The son of a German diplomat – who spent more than 33 years in prison in the US for a double murder he claims he did not commit – has arrived in his home country after being released on parole.
Jens Soering, who was flanked by supporters and reporters after landing in Frankfurt, said it was “the best day of my life”.
“I would never have managed it without these people who supported me for years”, the 53-year-old added, following his deportation.
Since being jailed, many people have campaigned for his release, including crime author John Grisham, Hollywood star Martin Sheen – and police, who have re-examined the evidence using new forensic techniques.
Soering continued: “I have a lot of wonderful friends in America, a lot of them police officers.
“And that’s the only reason I’m here – because so many came forward and investigated this case and found out the truth and they let me go.
“After 33 years, six months and 25 days, to finally, finally be back in Germany – it’s so great”.
He was convicted of murdering the parents of his then-girlfriend, Elizabeth Haysom – a Canadian citizen – in 1985 and was sentenced to life five years later, before being granted parole last month.
Nancy and Derek Haysom’s throats were slashed and they were stabbed nearly 50 times on the outskirts of Lynchburg, Virginia – with the crime attracting national media attention in America.
Their daughter Elizabeth Haysom was serving a 90-year sentence as an accessory, but was also granted parole last month and ordered to be deported after her release.
The pair met when they were students at the University of Virginia – and fled before they became the main suspects.
They were eventually arrested in London – and while Haysom did not fight her extradition, Soering did – and he was only sent back to the US after a four-year legal battle.
During his 1990 trial – one of the first to be televised live – Haysom testified against him, telling the court she manipulated him into committing the murders because her parents wanted to end their daughter’s relationship with him.
To this day, he has maintained that Haysom was to blame and that she had only told him about what happened after their deaths.
Mr Soering – who was serving a life sentence in Virginia – had 14 previous parole attempts rejected.
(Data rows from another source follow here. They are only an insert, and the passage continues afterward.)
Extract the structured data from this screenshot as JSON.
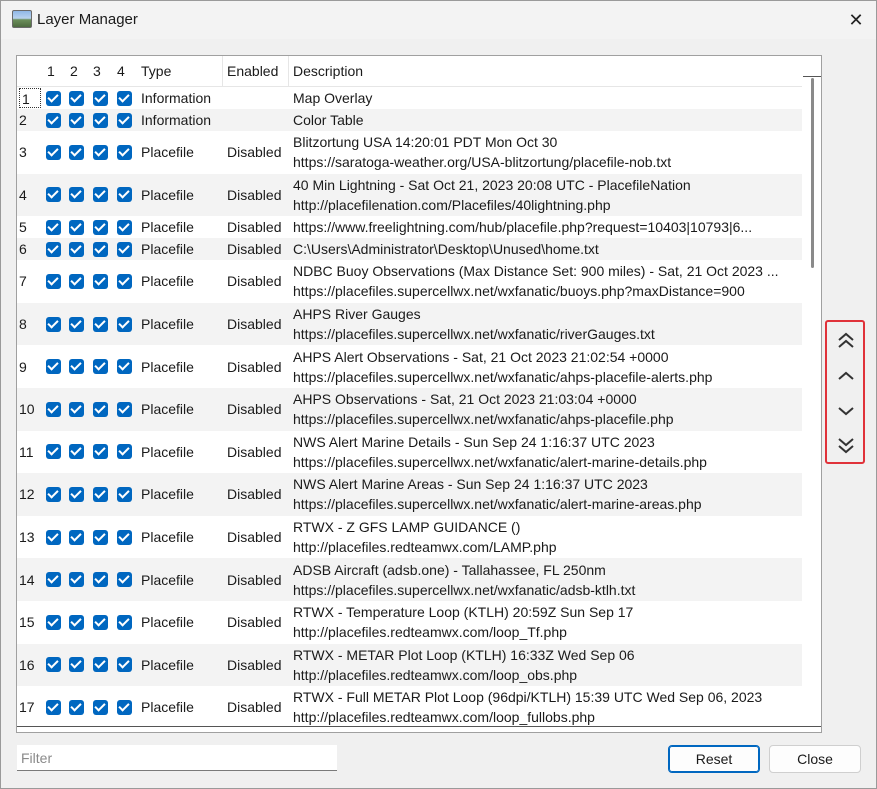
{
  "window": {
    "title": "Layer Manager"
  },
  "columns": {
    "c1": "1",
    "c2": "2",
    "c3": "3",
    "c4": "4",
    "type": "Type",
    "enabled": "Enabled",
    "description": "Description"
  },
  "rows": [
    {
      "num": "1",
      "checks": [
        true,
        true,
        true,
        true
      ],
      "type": "Information",
      "enabled": "",
      "desc": [
        "Map Overlay"
      ]
    },
    {
      "num": "2",
      "checks": [
        true,
        true,
        true,
        true
      ],
      "type": "Information",
      "enabled": "",
      "desc": [
        "Color Table"
      ]
    },
    {
      "num": "3",
      "checks": [
        true,
        true,
        true,
        true
      ],
      "type": "Placefile",
      "enabled": "Disabled",
      "desc": [
        "Blitzortung USA 14:20:01 PDT Mon Oct 30",
        "https://saratoga-weather.org/USA-blitzortung/placefile-nob.txt"
      ]
    },
    {
      "num": "4",
      "checks": [
        true,
        true,
        true,
        true
      ],
      "type": "Placefile",
      "enabled": "Disabled",
      "desc": [
        "40 Min Lightning - Sat Oct 21, 2023 20:08 UTC - PlacefileNation",
        "http://placefilenation.com/Placefiles/40lightning.php"
      ]
    },
    {
      "num": "5",
      "checks": [
        true,
        true,
        true,
        true
      ],
      "type": "Placefile",
      "enabled": "Disabled",
      "desc": [
        "https://www.freelightning.com/hub/placefile.php?request=10403|10793|6..."
      ]
    },
    {
      "num": "6",
      "checks": [
        true,
        true,
        true,
        true
      ],
      "type": "Placefile",
      "enabled": "Disabled",
      "desc": [
        "C:\\Users\\Administrator\\Desktop\\Unused\\home.txt"
      ]
    },
    {
      "num": "7",
      "checks": [
        true,
        true,
        true,
        true
      ],
      "type": "Placefile",
      "enabled": "Disabled",
      "desc": [
        "NDBC Buoy Observations (Max Distance Set: 900 miles) - Sat, 21 Oct 2023 ...",
        "https://placefiles.supercellwx.net/wxfanatic/buoys.php?maxDistance=900"
      ]
    },
    {
      "num": "8",
      "checks": [
        true,
        true,
        true,
        true
      ],
      "type": "Placefile",
      "enabled": "Disabled",
      "desc": [
        "AHPS River Gauges",
        "https://placefiles.supercellwx.net/wxfanatic/riverGauges.txt"
      ]
    },
    {
      "num": "9",
      "checks": [
        true,
        true,
        true,
        true
      ],
      "type": "Placefile",
      "enabled": "Disabled",
      "desc": [
        "AHPS Alert Observations - Sat, 21 Oct 2023 21:02:54 +0000",
        "https://placefiles.supercellwx.net/wxfanatic/ahps-placefile-alerts.php"
      ]
    },
    {
      "num": "10",
      "checks": [
        true,
        true,
        true,
        true
      ],
      "type": "Placefile",
      "enabled": "Disabled",
      "desc": [
        "AHPS Observations - Sat, 21 Oct 2023 21:03:04 +0000",
        "https://placefiles.supercellwx.net/wxfanatic/ahps-placefile.php"
      ]
    },
    {
      "num": "11",
      "checks": [
        true,
        true,
        true,
        true
      ],
      "type": "Placefile",
      "enabled": "Disabled",
      "desc": [
        "NWS Alert Marine Details - Sun Sep 24 1:16:37 UTC 2023",
        "https://placefiles.supercellwx.net/wxfanatic/alert-marine-details.php"
      ]
    },
    {
      "num": "12",
      "checks": [
        true,
        true,
        true,
        true
      ],
      "type": "Placefile",
      "enabled": "Disabled",
      "desc": [
        "NWS Alert Marine Areas - Sun Sep 24 1:16:37 UTC 2023",
        "https://placefiles.supercellwx.net/wxfanatic/alert-marine-areas.php"
      ]
    },
    {
      "num": "13",
      "checks": [
        true,
        true,
        true,
        true
      ],
      "type": "Placefile",
      "enabled": "Disabled",
      "desc": [
        "RTWX - Z GFS LAMP GUIDANCE ()",
        "http://placefiles.redteamwx.com/LAMP.php"
      ]
    },
    {
      "num": "14",
      "checks": [
        true,
        true,
        true,
        true
      ],
      "type": "Placefile",
      "enabled": "Disabled",
      "desc": [
        "ADSB Aircraft (adsb.one) - Tallahassee, FL 250nm",
        "https://placefiles.supercellwx.net/wxfanatic/adsb-ktlh.txt"
      ]
    },
    {
      "num": "15",
      "checks": [
        true,
        true,
        true,
        true
      ],
      "type": "Placefile",
      "enabled": "Disabled",
      "desc": [
        "RTWX - Temperature Loop (KTLH) 20:59Z Sun Sep 17",
        "http://placefiles.redteamwx.com/loop_Tf.php"
      ]
    },
    {
      "num": "16",
      "checks": [
        true,
        true,
        true,
        true
      ],
      "type": "Placefile",
      "enabled": "Disabled",
      "desc": [
        "RTWX - METAR Plot Loop (KTLH) 16:33Z Wed Sep 06",
        "http://placefiles.redteamwx.com/loop_obs.php"
      ]
    },
    {
      "num": "17",
      "checks": [
        true,
        true,
        true,
        true
      ],
      "type": "Placefile",
      "enabled": "Disabled",
      "desc": [
        "RTWX - Full METAR Plot Loop (96dpi/KTLH) 15:39 UTC Wed Sep 06, 2023",
        "http://placefiles.redteamwx.com/loop_fullobs.php"
      ]
    }
  ],
  "move_buttons": {
    "top_icon": "double-chevron-up-icon",
    "up_icon": "chevron-up-icon",
    "down_icon": "chevron-down-icon",
    "bottom_icon": "double-chevron-down-icon"
  },
  "filter": {
    "value": "",
    "placeholder": "Filter"
  },
  "buttons": {
    "reset": "Reset",
    "close": "Close"
  },
  "colors": {
    "checkbox": "#0067c0",
    "highlight_border": "#e0323a",
    "alt_row": "#f3f3f3"
  }
}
He had also petitioned for a pardon many times – and in his applications, he and his lawyers said DNA evidence, unavailable at the time of his conviction, pointed to his innocence.
The DNA analyses showed that some of the Type O blood found at the scene did not belong to him – nor could it have belonged to Haysom, who has Type B blood.
Soering has suggested in many interviews that Haysom must have got others to help in the killings.
He initially confessed to the murders, but later said he only did so because he thought his father’s status as a diplomat would provide him immunity in the US.
He also believed that he would serve a short juvenile sentence in Germany while sparing Haysom the possibility of the electric chair.
Among those meeting him at the airport was Peter Beyer, a member of Chancellor Angela Merkel’s party and the government’s coordinator for trans-Atlantic relations.
Soering’s mother died while he was in prison – and he has said he is now estranged from his father.
He did not reveal where he planned to live in Germany and did not take questions at the airport.
He asked reporters to respect his privacy for the next few weeks while he tries to settle back into society.